As in recent years, the event has become a weekend-long celebration, starting on Saturday with the kid’s triathlon at the Tri-Cities YMCA at 8 a.m. A pre-race expo is also Saturday from 2-6 p.m. at the YMCA, where athletes can pick up their race packet, get body marked, complete a late registration, view course maps and get instructions from race director Ron Knoll.
Sunday is the main event, and at 7:30 a.m., athletes will take their first dip into Lake Michigan for the start of Olympic triathlon (swim, bike and run), as well hitting the course for the Olympic duathlon (bike and run).
Knoll said athletes tend to circle the date of the event on their calendar for a number of reasons. One of them, he laughs, is becoming somewhat a trademark of the event – cowbells.
“We tried to think of something unique to include with the athletes’ packets and we thought cowbells would be a great idea,” Knoll said. “They’ve become a novelty, almost a signature of the event. Dirk Bakker (of title sponsor Grand Haven Bone & Joint) just ordered more for this year.
“They’ve helped create more of a fun atmosphere.
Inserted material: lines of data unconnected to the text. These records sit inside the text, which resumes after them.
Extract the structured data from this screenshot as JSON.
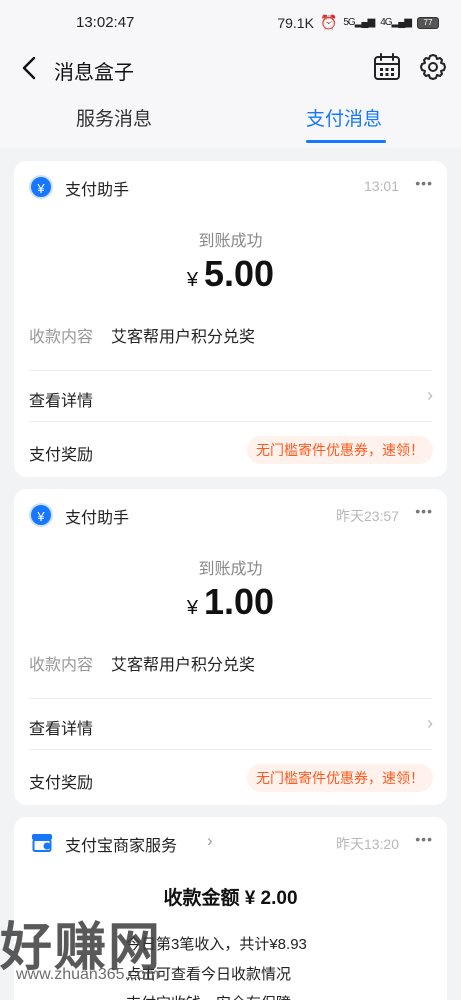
{
  "status_bar": {
    "time": "13:02:47",
    "speed": "79.1K",
    "signal1": "5G",
    "signal2": "4G",
    "battery": "77"
  },
  "nav": {
    "title": "消息盒子"
  },
  "tabs": [
    {
      "label": "服务消息",
      "active": false
    },
    {
      "label": "支付消息",
      "active": true
    }
  ],
  "accent_color": "#1677ff",
  "promo_color": "#ff5a1f",
  "cards": [
    {
      "app_name": "支付助手",
      "time": "13:01",
      "more": "•••",
      "status": "到账成功",
      "currency": "¥",
      "amount": "5.00",
      "content_label": "收款内容",
      "content_value": "艾客帮用户积分兑奖",
      "details_label": "查看详情",
      "reward_label": "支付奖励",
      "promo": "无门槛寄件优惠券，速领！"
    },
    {
      "app_name": "支付助手",
      "time": "昨天23:57",
      "more": "•••",
      "status": "到账成功",
      "currency": "¥",
      "amount": "1.00",
      "content_label": "收款内容",
      "content_value": "艾客帮用户积分兑奖",
      "details_label": "查看详情",
      "reward_label": "支付奖励",
      "promo": "无门槛寄件优惠券，速领！"
    }
  ],
  "merchant_card": {
    "app_name": "支付宝商家服务",
    "time": "昨天13:20",
    "more": "•••",
    "total": "收款金额 ¥ 2.00",
    "line1": "今日第3笔收入，共计¥8.93",
    "line2": "点击可查看今日收款情况",
    "line3": "支付宝收钱，安全有保障"
  },
  "watermark": {
    "main": "好赚网",
    "sub": "www.zhuan365.com"
  }
}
The kids cheering on their mom or dad have something to play with now and most of our volunteers have them to rally on the runners or bikers.”
Of course, a picturesque course set along Lake Michigan, Harbor Drive and surrounding Grand Haven is a huge draw.
“Let’s face it; summer in Grand Haven is spectacular,” Knoll said. “Athletes like the bike course and they like the run course.”
A third perk this year that is expected to draw more top-notch talent from across the nation is the event being designated as USA Triathlon’s Midwest Region Duathlon Championships.
As race director, Knoll said he received an invitation to bid and apply for the special designation. Step 2 of the process was receiving a visit from Mideast regional board chairman Jim Weaver. Knoll gave him a tour of the course in Grand Haven and introduced him to others who make the event run smoothly.
Weaver must have been impressed, because Knoll’s bid was eventually approved, bringing greater exposure to the quality triathlon that is being run in Grand Haven.
“It means more and better competitors,” Knoll explained. “(Athletes will) do this event just for recognition as a regional champ. The Northeast region is comprised of Michigan, Indiana, Illinois, Ohio and Kentucky. And if you’re a regional champ, that means more points toward an athlete’s USA Triathlon ranking.”
Upon the conclusion of Sunday’s events, which also includes sprint triathlon and duathlons, there will be an awards ceremony, a grilling station with burgers, hot dogs and other food items, and live music.
“We’ve really tried to make it a family-friendly event,” Knoll said. “With all the activities we’ve got going on after the race and the kids triathlon on Saturday, it helps round out the event. Now, kids can be apart of it, even if their parents aren’t competing.”
Knoll said volunteer coordinator Lisa Highstreet does a tremendous job of ensuring the event runs smoothly, but there’s always a need for more help. Interested volunteers can contact her via e-mail at firstname.lastname@example.org.
For more information or to register for the Triathlon, visit www.grandhaventri.com.